“Because it’s so customizable, you’re able to create shapes and forms very easily—things that [in the past] may have been only the purview of star architects with enormous budgets,” Wilms says.
After installing the Osage Casino, Wilms is pursuing two more projects. For one, a casino in California, he envisioned a 25-foot-tall, stylized tree form that will grow from a 4-foot radius on the floor to a 20-foot radius on the ceiling, spreading canopy-like over the bar area.
“In the hospitality industry, our clients are always looking for the next, best, and greatest that’s going to set them apart from the competition,” Wilms says. Having a portfolio with projects such as the Osage Casino lets clients know he has a creative arsenal to help make their projects unique. “It’s up to the designer to be creative and offer something that’s different and new.

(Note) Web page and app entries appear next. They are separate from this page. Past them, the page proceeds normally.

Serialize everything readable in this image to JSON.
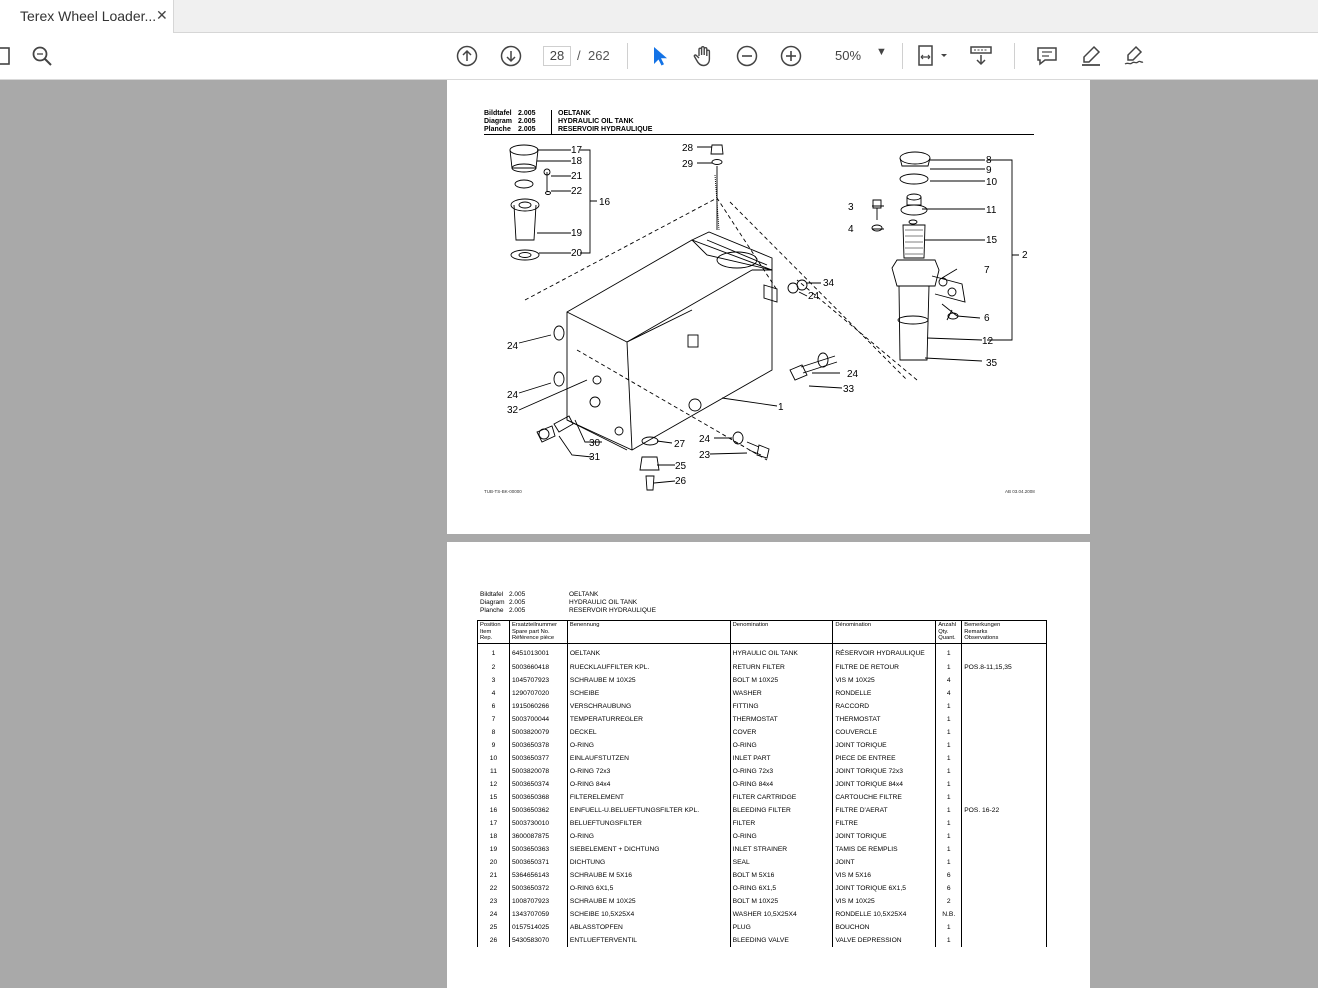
{
  "tab": {
    "title": "Terex Wheel Loader...",
    "close": "✕"
  },
  "toolbar": {
    "page_current": "28",
    "page_separator": "/",
    "page_total": "262",
    "zoom": "50%",
    "icons": [
      "sidebar-icon",
      "search-icon",
      "page-up-icon",
      "page-down-icon",
      "select-cursor-icon",
      "hand-icon",
      "zoom-out-icon",
      "zoom-in-icon",
      "fit-page-icon",
      "scroll-mode-icon",
      "comment-icon",
      "highlight-icon",
      "sign-icon"
    ]
  },
  "page1": {
    "header": {
      "rows": [
        {
          "label": "Bildtafel",
          "num": "2.005",
          "text": "OELTANK"
        },
        {
          "label": "Diagram",
          "num": "2.005",
          "text": "HYDRAULIC OIL TANK"
        },
        {
          "label": "Planche",
          "num": "2.005",
          "text": "RESERVOIR HYDRAULIQUE"
        }
      ]
    },
    "footer_left": "TUB-TS-BK-00000",
    "footer_right": "AB 03.04.2008",
    "callouts": [
      "17",
      "18",
      "21",
      "22",
      "16",
      "19",
      "20",
      "28",
      "29",
      "8",
      "9",
      "10",
      "3",
      "11",
      "4",
      "15",
      "2",
      "7",
      "34",
      "24",
      "6",
      "12",
      "35",
      "24",
      "24",
      "32",
      "1",
      "24",
      "33",
      "30",
      "27",
      "31",
      "24",
      "23",
      "25",
      "26"
    ]
  },
  "page2": {
    "header": {
      "rows": [
        {
          "label": "Bildtafel",
          "num": "2.005",
          "text": "OELTANK"
        },
        {
          "label": "Diagram",
          "num": "2.005",
          "text": "HYDRAULIC OIL TANK"
        },
        {
          "label": "Planche",
          "num": "2.005",
          "text": "RESERVOIR HYDRAULIQUE"
        }
      ]
    },
    "columns": [
      "Position\nItem\nRep.",
      "Ersatzteilnummer\nSpare part No.\nRéférence pièce",
      "Benennung",
      "Denomination",
      "Dénomination",
      "Anzahl\nQty.\nQuant.",
      "Bemerkungen\nRemarks\nObservations"
    ],
    "rows": [
      [
        "1",
        "6451013001",
        "OELTANK",
        "HYRAULIC OIL TANK",
        "RÉSERVOIR HYDRAULIQUE",
        "1",
        ""
      ],
      [
        "2",
        "5003660418",
        "RUECKLAUFFILTER KPL.",
        "RETURN FILTER",
        "FILTRE DE RETOUR",
        "1",
        "POS.8-11,15,35"
      ],
      [
        "3",
        "1045707923",
        "SCHRAUBE M 10X25",
        "BOLT M 10X25",
        "VIS M 10X25",
        "4",
        ""
      ],
      [
        "4",
        "1290707020",
        "SCHEIBE",
        "WASHER",
        "RONDELLE",
        "4",
        ""
      ],
      [
        "6",
        "1915060266",
        "VERSCHRAUBUNG",
        "FITTING",
        "RACCORD",
        "1",
        ""
      ],
      [
        "7",
        "5003700044",
        "TEMPERATURREGLER",
        "THERMOSTAT",
        "THERMOSTAT",
        "1",
        ""
      ],
      [
        "8",
        "5003820079",
        "DECKEL",
        "COVER",
        "COUVERCLE",
        "1",
        ""
      ],
      [
        "9",
        "5003650378",
        "O-RING",
        "O-RING",
        "JOINT TORIQUE",
        "1",
        ""
      ],
      [
        "10",
        "5003650377",
        "EINLAUFSTUTZEN",
        "INLET PART",
        "PIECE DE ENTREE",
        "1",
        ""
      ],
      [
        "11",
        "5003820078",
        "O-RING 72x3",
        "O-RING 72x3",
        "JOINT TORIQUE 72x3",
        "1",
        ""
      ],
      [
        "12",
        "5003650374",
        "O-RING 84x4",
        "O-RING 84x4",
        "JOINT TORIQUE 84x4",
        "1",
        ""
      ],
      [
        "15",
        "5003650368",
        "FILTERELEMENT",
        "FILTER CARTRIDGE",
        "CARTOUCHE FILTRE",
        "1",
        ""
      ],
      [
        "16",
        "5003650362",
        "EINFUELL-U.BELUEFTUNGSFILTER KPL.",
        "BLEEDING FILTER",
        "FILTRE D'AERAT",
        "1",
        "POS. 16-22"
      ],
      [
        "17",
        "5003730010",
        "BELUEFTUNGSFILTER",
        "FILTER",
        "FILTRE",
        "1",
        ""
      ],
      [
        "18",
        "3600087875",
        "O-RING",
        "O-RING",
        "JOINT TORIQUE",
        "1",
        ""
      ],
      [
        "19",
        "5003650363",
        "SIEBELEMENT + DICHTUNG",
        "INLET STRAINER",
        "TAMIS DE REMPLIS",
        "1",
        ""
      ],
      [
        "20",
        "5003650371",
        "DICHTUNG",
        "SEAL",
        "JOINT",
        "1",
        ""
      ],
      [
        "21",
        "5364656143",
        "SCHRAUBE M 5X16",
        "BOLT M 5X16",
        "VIS M 5X16",
        "6",
        ""
      ],
      [
        "22",
        "5003650372",
        "O-RING 6X1,5",
        "O-RING 6X1,5",
        "JOINT TORIQUE 6X1,5",
        "6",
        ""
      ],
      [
        "23",
        "1008707923",
        "SCHRAUBE M 10X25",
        "BOLT M 10X25",
        "VIS M 10X25",
        "2",
        ""
      ],
      [
        "24",
        "1343707059",
        "SCHEIBE 10,5X25X4",
        "WASHER 10,5X25X4",
        "RONDELLE 10,5X25X4",
        "N.B.",
        ""
      ],
      [
        "25",
        "0157514025",
        "ABLASSTOPFEN",
        "PLUG",
        "BOUCHON",
        "1",
        ""
      ],
      [
        "26",
        "5430583070",
        "ENTLUEFTERVENTIL",
        "BLEEDING VALVE",
        "VALVE DEPRESSION",
        "1",
        ""
      ]
    ]
  }
}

The shapes and the tools that we’re using are really liberating.”
For now, Hauptman sees the bulk of his audience as “inspired interior architects.” But he sees applications of the technology for graphic designers, interior designers, and even cartographers. The challenge is creating a common tool that meets the comfort level of designers with different degrees of design skill and computational expertise. While some architecture firms with computational designers would already be well-versed in the basic software, others may just need the ability to change the size of the feature or pick the tessellation. Architects and designers currently use Tess in concert with a Seeyond project consultant.
Hauptman ultimately sees computational modeling spreading far beyond individual architectural features to govern whole buildings, so that the model decides where every brick in a building goes, the size and shape of the brick, and even how the brick is manufactured. As more designers gain access to rapid production methods such as 3D printing, the line that distinguishes prototyping from production will become blurrier, Hauptman says. Companies such as Seeyond, he says, must provide them with tools to elegantly control what they create.
“Instead of just giving somebody a CAD seat and saying, ‘Design with it,’ we’re saying, ‘Here’s a joystick. It controls this computer screen, which controls the factory out there. Make whatever you want. We’re going to help.’ ”